Is your church's food safe?
Recent tragedies refocus attention on food safety
In the past month, how many times has your ministry's activities involved food? Most likely, several: potlucks, food for shut-ins, picnics, youth pizza nights, staff lunches. Of those, how many times have you asked yourself: Is our food safe?
Tragic examples grab headlines
Food poisoning affects one in six Americans each year, according to the Centers for Disease Control (CDC). While most cases are more inconvenience than anything, some can be very serious and even fatal. Two recent examples, at home and abroad:

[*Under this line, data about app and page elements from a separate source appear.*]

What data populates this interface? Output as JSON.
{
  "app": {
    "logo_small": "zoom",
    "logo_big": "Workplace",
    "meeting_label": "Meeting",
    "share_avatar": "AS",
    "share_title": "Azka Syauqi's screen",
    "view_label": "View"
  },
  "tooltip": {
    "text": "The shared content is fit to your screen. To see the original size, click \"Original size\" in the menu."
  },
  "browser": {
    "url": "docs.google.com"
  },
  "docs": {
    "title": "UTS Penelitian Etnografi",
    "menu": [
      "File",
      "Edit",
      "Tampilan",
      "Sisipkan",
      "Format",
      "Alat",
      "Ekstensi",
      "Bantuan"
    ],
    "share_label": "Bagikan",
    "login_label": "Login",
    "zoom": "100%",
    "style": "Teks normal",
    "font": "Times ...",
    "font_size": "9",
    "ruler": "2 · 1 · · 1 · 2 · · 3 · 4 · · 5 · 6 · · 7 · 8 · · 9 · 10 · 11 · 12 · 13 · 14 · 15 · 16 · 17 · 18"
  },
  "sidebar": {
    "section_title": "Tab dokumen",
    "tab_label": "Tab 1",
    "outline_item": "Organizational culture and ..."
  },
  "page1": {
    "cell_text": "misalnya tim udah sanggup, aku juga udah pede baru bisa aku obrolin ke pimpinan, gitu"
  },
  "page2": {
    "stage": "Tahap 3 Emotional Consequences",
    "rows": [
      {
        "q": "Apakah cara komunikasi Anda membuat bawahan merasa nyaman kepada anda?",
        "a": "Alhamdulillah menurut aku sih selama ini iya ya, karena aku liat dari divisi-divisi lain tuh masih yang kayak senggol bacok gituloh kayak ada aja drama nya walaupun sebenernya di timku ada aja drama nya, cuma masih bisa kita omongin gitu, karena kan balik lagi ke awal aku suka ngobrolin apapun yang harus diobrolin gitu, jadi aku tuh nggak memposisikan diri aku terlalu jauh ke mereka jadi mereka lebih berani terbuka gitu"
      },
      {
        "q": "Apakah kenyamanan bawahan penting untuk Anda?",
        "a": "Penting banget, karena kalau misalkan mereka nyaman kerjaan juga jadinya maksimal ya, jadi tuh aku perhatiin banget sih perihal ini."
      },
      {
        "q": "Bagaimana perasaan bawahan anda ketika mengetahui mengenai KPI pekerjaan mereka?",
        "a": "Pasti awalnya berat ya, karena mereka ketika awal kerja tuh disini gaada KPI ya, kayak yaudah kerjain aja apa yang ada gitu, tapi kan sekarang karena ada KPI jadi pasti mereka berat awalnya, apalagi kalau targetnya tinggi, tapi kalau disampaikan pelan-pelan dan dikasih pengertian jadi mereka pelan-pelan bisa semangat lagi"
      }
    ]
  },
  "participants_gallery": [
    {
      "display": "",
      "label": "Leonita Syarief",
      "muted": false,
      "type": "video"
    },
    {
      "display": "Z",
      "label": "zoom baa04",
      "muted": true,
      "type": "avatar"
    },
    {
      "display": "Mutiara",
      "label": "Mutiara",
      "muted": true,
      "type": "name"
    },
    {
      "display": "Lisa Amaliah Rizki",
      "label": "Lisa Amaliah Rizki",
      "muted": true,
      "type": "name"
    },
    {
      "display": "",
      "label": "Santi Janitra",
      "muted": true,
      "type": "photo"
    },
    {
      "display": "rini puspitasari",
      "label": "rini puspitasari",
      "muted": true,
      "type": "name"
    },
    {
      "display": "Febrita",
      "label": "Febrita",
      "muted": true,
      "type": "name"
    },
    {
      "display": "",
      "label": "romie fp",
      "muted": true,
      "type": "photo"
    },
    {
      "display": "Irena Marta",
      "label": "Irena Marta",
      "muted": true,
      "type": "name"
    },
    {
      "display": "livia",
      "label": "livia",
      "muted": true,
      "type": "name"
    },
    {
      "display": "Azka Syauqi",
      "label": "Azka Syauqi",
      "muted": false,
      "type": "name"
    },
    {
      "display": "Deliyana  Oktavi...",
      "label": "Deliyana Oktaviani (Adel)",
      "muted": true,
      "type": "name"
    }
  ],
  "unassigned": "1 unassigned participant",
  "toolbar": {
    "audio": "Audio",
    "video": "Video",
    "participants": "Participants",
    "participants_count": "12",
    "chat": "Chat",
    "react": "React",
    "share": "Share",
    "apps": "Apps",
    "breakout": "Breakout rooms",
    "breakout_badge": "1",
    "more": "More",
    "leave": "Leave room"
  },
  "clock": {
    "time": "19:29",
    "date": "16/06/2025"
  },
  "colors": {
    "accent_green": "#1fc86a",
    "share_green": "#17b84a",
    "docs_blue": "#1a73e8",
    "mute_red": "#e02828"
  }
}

At least 36 sickened at Alabama funeral. At least 36 people have fallen ill — some hospitalized in serious condition — after attending a funeral and meal on July 6 at Eastern Star Baptist Church in York, Alabama. Investigations are ongoing, but initial tests on the food provided are positive for Salmonella bacteria.
23 schoolchildren dead in India, dozens more sickened. 23 schoolchildren in India died after being fed food contaminated with pesticides. Preliminary investigations suggest improper food handling — cooking oil stored in a contaminated container — is to blame. There is also potential that the contamination wasn't accidental — a chilling reminder to carefully screen and monitor your food handlers.
The CDC estimates that many of the 48 million illnesses each year in the U.S. go unreported; many of those who fall ill just soldier on and never see a doctor. There are more than 250 food-related types of illnesses caused by viruses, bacteria, parasites and chemical contamination. Most of those infected will recover completely. For some, however, the long-term effects can be devastating: kidney failure, chronic arthritis, brain and nerve damage, and even death.
Taking inventory: a crucial first step
According to risk management experts at Brotherhood Mutual, your first step toward safety is to do a thorough assessment of your ministry's food-related activities. Your assessment should include:
A list of all your food-related activities, including those where you prepare food on-site as well as those where it's brought. Don't forget about funerals, food ministries (like meals for shut-ins) or relatively impromptu meals like youth pizza nights or staff lunches.
Enforce proper food handling techniques. Routine kitchen inspections, food preparer training and posted instructions can all be useful tools to helping make sure your food is safe. Additionally, though it may seem unthinkable, you need to take precautions against someone intentionally contaminating food. You should consider screening and closely monitoring your food providers and handlers.
Examine your kitchen and serving equipment. Are you keeping hot foods hot and cold foods cold at the appropriate temperatures? The only way to know is to use thermometers in ovens, refrigerators and serving equipment to make sure they're within safe temperature ranges.
Talk with your insurance agent. Is your church adequately covered for all your activities and programs? Discuss your events with your agent to be better informed.
Resources to help keep your food safe
FoodSafety.gov was created by the U.S. Department of Health and Human Services to promote food safety. There, you'll find fact sheets and articles about a variety of topics, including:
Providing food for large groups requires special consideration. Check out the USDA's Cooking for Groups: A volunteer's guide to food safety for important guidance before your ministry's next big meal.
This article is for informational purposes only. It is not intended to be construed as legal advice. Readers should use this article as a tool, along with best judgment and any terms or conditions that apply, to determine appropriate policies and procedures for your church's risk management program.